That is a very interesting question.  I am going to sit on the fence slightly, in the sense that I think that it depends on the individual; so I suppose my answer is ‘pay less attention to gender’. Give gender the same credence, no more no less, than you would somebody’s culture, somebody’s age, somebody’s personality preference. Some people will want lots of information, some people will want less, some people will want to be in hospital, some people will want to be at home for care, some people will want their families involved, some people won’t, some people will have a partner, some people won’t.  I think that all of those aspects to some extent will be affected by gender but I think I would be cautious about relying too heavily on gender and the role that has on the type of care that somebody wants.

Ultimately it comes down to what does the patient want from healthcare and I think that this can be affected by so many different factors.  For some people’s gender would play a huge part, for other people it wouldn’t matter if they were a man, woman or transgender.  It really does depend on the individual’s health situation.  I would be cautious of over assuming that gender would play a part in that, it needs to be led by the patient and they need to let you know whether it does or doesn’t.

The theme for this year’s International Women’s Day is #BalanceforBetter.  What do you think this means for healthcare?

I think this goes back to conflicting principles, and constantly being able to question, as a health professional, as a human being and as a patient, what is healthcare for, what outcomes are you trying to achieve and what does that mean for the person that is doing the caring and the one that is receiving the care.

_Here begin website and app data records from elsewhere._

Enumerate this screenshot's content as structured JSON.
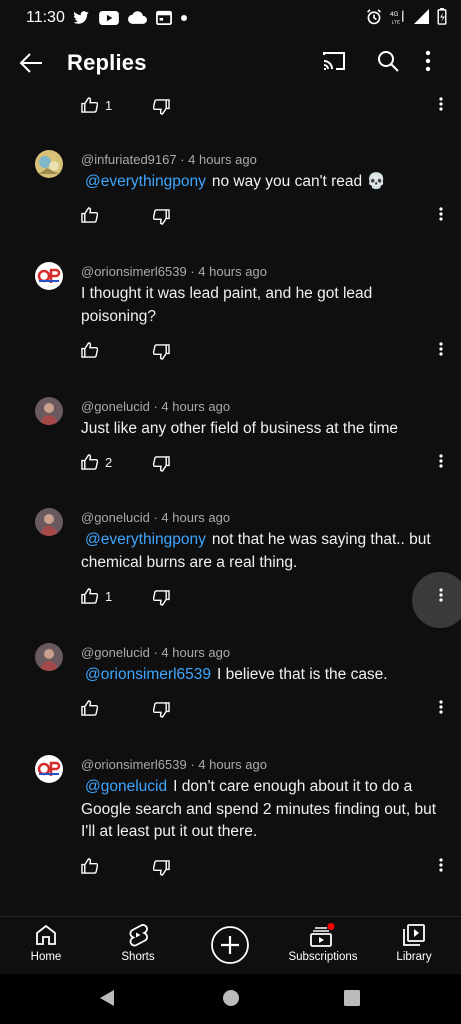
{
  "status": {
    "time": "11:30"
  },
  "header": {
    "title": "Replies"
  },
  "comments": [
    {
      "likes": "1"
    },
    {
      "author": "@infuriated9167",
      "time": "4 hours ago",
      "mention": "@everythingpony",
      "text": "no way you can't read 💀",
      "likes": ""
    },
    {
      "author": "@orionsimerl6539",
      "time": "4 hours ago",
      "text": "I thought it was lead paint, and he got lead poisoning?",
      "likes": ""
    },
    {
      "author": "@gonelucid",
      "time": "4 hours ago",
      "text": "Just like any other field of business at the time",
      "likes": "2"
    },
    {
      "author": "@gonelucid",
      "time": "4 hours ago",
      "mention": "@everythingpony",
      "text": "not that he was saying that.. but chemical burns are a real thing.",
      "likes": "1"
    },
    {
      "author": "@gonelucid",
      "time": "4 hours ago",
      "mention": "@orionsimerl6539",
      "text": "I believe that is the case.",
      "likes": ""
    },
    {
      "author": "@orionsimerl6539",
      "time": "4 hours ago",
      "mention": "@gonelucid",
      "text": "I don't care enough about it to do a Google search and spend 2 minutes finding out, but I'll at least put it out there.",
      "likes": ""
    }
  ],
  "nav": {
    "home": "Home",
    "shorts": "Shorts",
    "subscriptions": "Subscriptions",
    "library": "Library"
  },
  "colors": {
    "background": "#0f0f0f",
    "mention": "#3ea6ff",
    "meta": "#aaaaaa",
    "notification": "#ff0000"
  }
}
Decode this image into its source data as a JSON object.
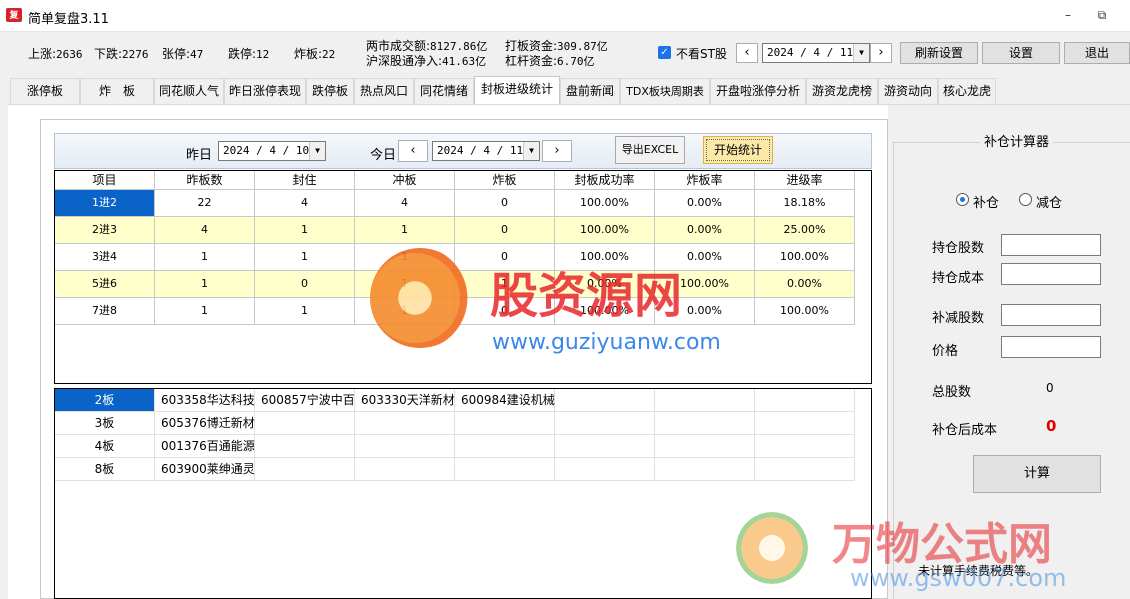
{
  "window": {
    "title": "简单复盘3.11",
    "app_icon": "复",
    "minimize": "–",
    "restore": "⧉"
  },
  "status": {
    "up_label": "上涨:",
    "up": "2636",
    "down_label": "下跌:",
    "down": "2276",
    "limit_up_label": "张停:",
    "limit_up": "47",
    "limit_down_label": "跌停:",
    "limit_down": "12",
    "broken_label": "炸板:",
    "broken": "22",
    "turnover_label": "两市成交额:",
    "turnover": "8127.86亿",
    "northbound_label": "沪深股通净入:",
    "northbound": "41.63亿",
    "board_fund_label": "打板资金:",
    "board_fund": "309.87亿",
    "leverage_fund_label": "杠杆资金:",
    "leverage_fund": "6.70亿",
    "hide_st_label": "不看ST股",
    "hide_st_checked": true,
    "date": "2024 / 4 / 11",
    "prev": "‹",
    "next": "›",
    "refresh_label": "刷新设置",
    "settings_label": "设置",
    "exit_label": "退出"
  },
  "tabs": [
    "涨停板",
    "炸　板",
    "同花顺人气",
    "昨日涨停表现",
    "跌停板",
    "热点风口",
    "同花情绪",
    "封板进级统计",
    "盘前新闻",
    "TDX板块周期表",
    "开盘啦涨停分析",
    "游资龙虎榜",
    "游资动向",
    "核心龙虎"
  ],
  "active_tab": 7,
  "toolbar": {
    "yesterday_label": "昨日",
    "yesterday_date": "2024 / 4 / 10",
    "today_label": "今日",
    "today_date": "2024 / 4 / 11",
    "export_label": "导出EXCEL",
    "start_label": "开始统计"
  },
  "table1": {
    "headers": [
      "项目",
      "昨板数",
      "封住",
      "冲板",
      "炸板",
      "封板成功率",
      "炸板率",
      "进级率"
    ],
    "rows": [
      [
        "1进2",
        "22",
        "4",
        "4",
        "0",
        "100.00%",
        "0.00%",
        "18.18%"
      ],
      [
        "2进3",
        "4",
        "1",
        "1",
        "0",
        "100.00%",
        "0.00%",
        "25.00%"
      ],
      [
        "3进4",
        "1",
        "1",
        "1",
        "0",
        "100.00%",
        "0.00%",
        "100.00%"
      ],
      [
        "5进6",
        "1",
        "0",
        "1",
        "1",
        "0.00%",
        "100.00%",
        "0.00%"
      ],
      [
        "7进8",
        "1",
        "1",
        "1",
        "0",
        "100.00%",
        "0.00%",
        "100.00%"
      ]
    ]
  },
  "table2": {
    "rows": [
      [
        "2板",
        "603358华达科技",
        "600857宁波中百",
        "603330天洋新材",
        "600984建设机械"
      ],
      [
        "3板",
        "605376博迁新材",
        "",
        "",
        ""
      ],
      [
        "4板",
        "001376百通能源",
        "",
        "",
        ""
      ],
      [
        "8板",
        "603900莱绅通灵",
        "",
        "",
        ""
      ]
    ]
  },
  "calculator": {
    "title": "补仓计算器",
    "mode_add": "补仓",
    "mode_reduce": "减仓",
    "selected_mode": "add",
    "hold_shares_label": "持仓股数",
    "hold_cost_label": "持仓成本",
    "change_shares_label": "补减股数",
    "price_label": "价格",
    "total_shares_label": "总股数",
    "total_shares": "0",
    "after_cost_label": "补仓后成本",
    "after_cost": "0",
    "calc_label": "计算",
    "note": "未计算手续费税费等。"
  },
  "watermarks": {
    "wm1_title": "股资源网",
    "wm1_url": "www.guziyuanw.com",
    "wm2_title": "万物公式网",
    "wm2_url": "www.gsw007.com"
  },
  "colors": {
    "accent": "#0a64c8",
    "highlight_row": "#ffffcc",
    "cost_value": "#e00000",
    "start_btn": "#fbe9a8"
  }
}
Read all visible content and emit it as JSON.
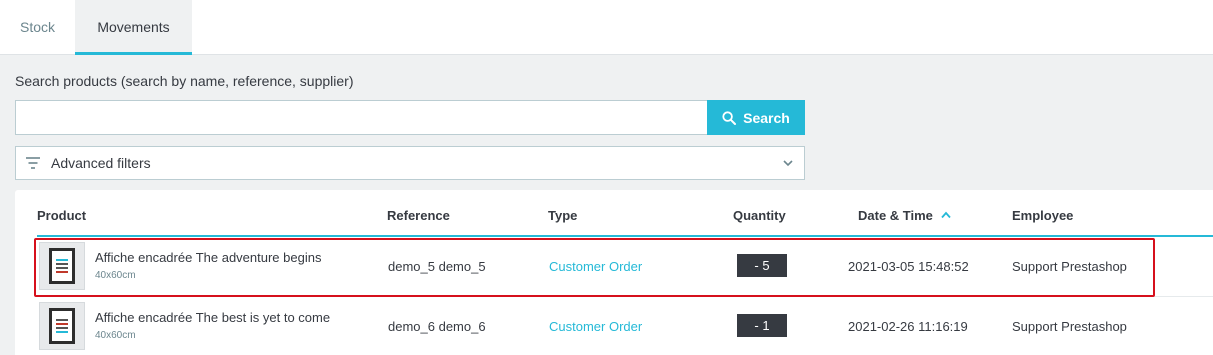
{
  "tabs": [
    {
      "label": "Stock",
      "active": false
    },
    {
      "label": "Movements",
      "active": true
    }
  ],
  "search": {
    "label": "Search products (search by name, reference, supplier)",
    "value": "",
    "placeholder": "",
    "button_label": "Search",
    "button_icon": "search-icon"
  },
  "filters": {
    "label": "Advanced filters",
    "icon": "filter-icon",
    "toggle_icon": "chevron-down-icon"
  },
  "table": {
    "columns": [
      "Product",
      "Reference",
      "Type",
      "Quantity",
      "Date & Time",
      "Employee"
    ],
    "sorted_column": "Date & Time",
    "sort_direction": "ascending",
    "rows": [
      {
        "product_name": "Affiche encadrée The adventure begins",
        "combination": "40x60cm",
        "reference": "demo_5 demo_5",
        "type": "Customer Order",
        "quantity": "- 5",
        "date_time": "2021-03-05 15:48:52",
        "employee": "Support Prestashop",
        "highlighted": true
      },
      {
        "product_name": "Affiche encadrée The best is yet to come",
        "combination": "40x60cm",
        "reference": "demo_6 demo_6",
        "type": "Customer Order",
        "quantity": "- 1",
        "date_time": "2021-02-26 11:16:19",
        "employee": "Support Prestashop",
        "highlighted": false
      }
    ]
  },
  "colors": {
    "accent": "#25b9d7",
    "highlight_border": "#d6101c",
    "quantity_badge": "#363a41"
  }
}
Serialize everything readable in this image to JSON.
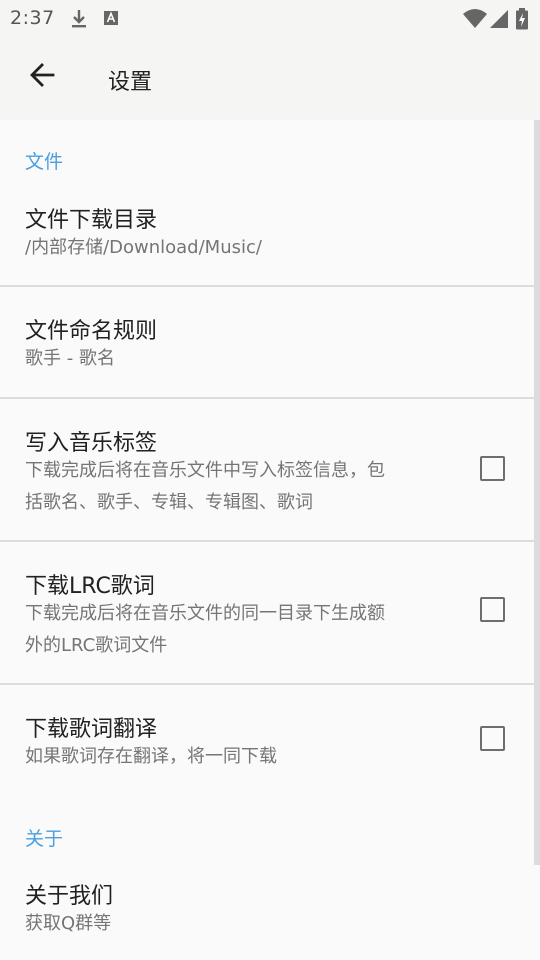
{
  "status_bar": {
    "time": "2:37",
    "icons": [
      "download-icon",
      "font-a-icon",
      "wifi-icon",
      "cellular-signal-icon",
      "battery-charging-icon"
    ]
  },
  "app_bar": {
    "title": "设置",
    "back_icon": "arrow-back-icon"
  },
  "sections": [
    {
      "header": "文件",
      "items": [
        {
          "title": "文件下载目录",
          "summary": "/内部存储/Download/Music/",
          "has_checkbox": false
        },
        {
          "title": "文件命名规则",
          "summary": "歌手 - 歌名",
          "has_checkbox": false
        },
        {
          "title": "写入音乐标签",
          "summary_lines": [
            "下载完成后将在音乐文件中写入标签信息，包",
            "括歌名、歌手、专辑、专辑图、歌词"
          ],
          "has_checkbox": true,
          "checked": false
        },
        {
          "title": "下载LRC歌词",
          "summary_lines": [
            "下载完成后将在音乐文件的同一目录下生成额",
            "外的LRC歌词文件"
          ],
          "has_checkbox": true,
          "checked": false
        },
        {
          "title": "下载歌词翻译",
          "summary": "如果歌词存在翻译，将一同下载",
          "has_checkbox": true,
          "checked": false
        }
      ]
    },
    {
      "header": "关于",
      "items": [
        {
          "title": "关于我们",
          "summary": "获取Q群等",
          "has_checkbox": false
        }
      ]
    }
  ],
  "colors": {
    "accent": "#4a9fe0",
    "bar_background": "#f5f5f3",
    "page_background": "#fafafa",
    "divider": "#dcdcdc"
  }
}
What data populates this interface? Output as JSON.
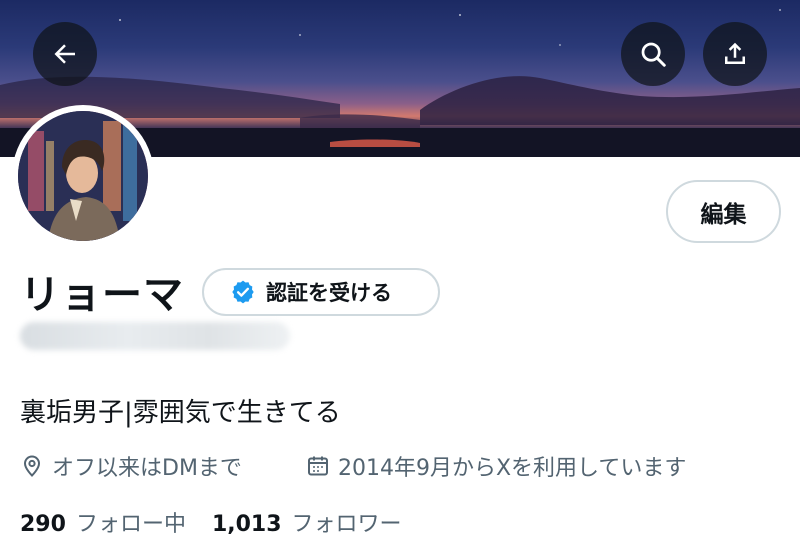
{
  "profile": {
    "display_name": "リョーマ",
    "verify_label": "認証を受ける",
    "edit_label": "編集",
    "bio": "裏垢男子|雰囲気で生きてる",
    "location": "オフ以来はDMまで",
    "joined": "2014年9月からXを利用しています"
  },
  "stats": {
    "following_count": "290",
    "following_label": "フォロー中",
    "followers_count": "1,013",
    "followers_label": "フォロワー"
  },
  "icons": {
    "back": "arrow-left-icon",
    "search": "search-icon",
    "share": "share-icon",
    "verified": "verified-badge-icon",
    "location": "location-pin-icon",
    "calendar": "calendar-icon"
  },
  "colors": {
    "accent": "#1d9bf0",
    "text_primary": "#0f1419",
    "text_secondary": "#536471",
    "border": "#cfd9de"
  }
}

To think of a global health example, it is very easy to go into a lower income country and say ‘the priority here is maternal health’; and actually when you dig a bit deeper, you find that the core of the issue might be the social determinants of health, eg health education, poverty reduction, or how to empower females to be more involved in household income.  I think it is about being willing look at things outside your own spheres of work, to almost loose your focus to get your focus and be sure that that’s your focus; to be able to let go of what you are thinking about right now to be able to come to the same subject.  It is about taking a leap outside to be able to go back to your original point.

Going back to #BalanceforBetter, I think the balance comes from three things: being able to accept that you might not know what the issue is, think about what you to improve, for whom, and go to those people and ask them what the best benefit for them would be.  Finally, be constantly ready to start all over again. Balance is about knowing but being willing to not know.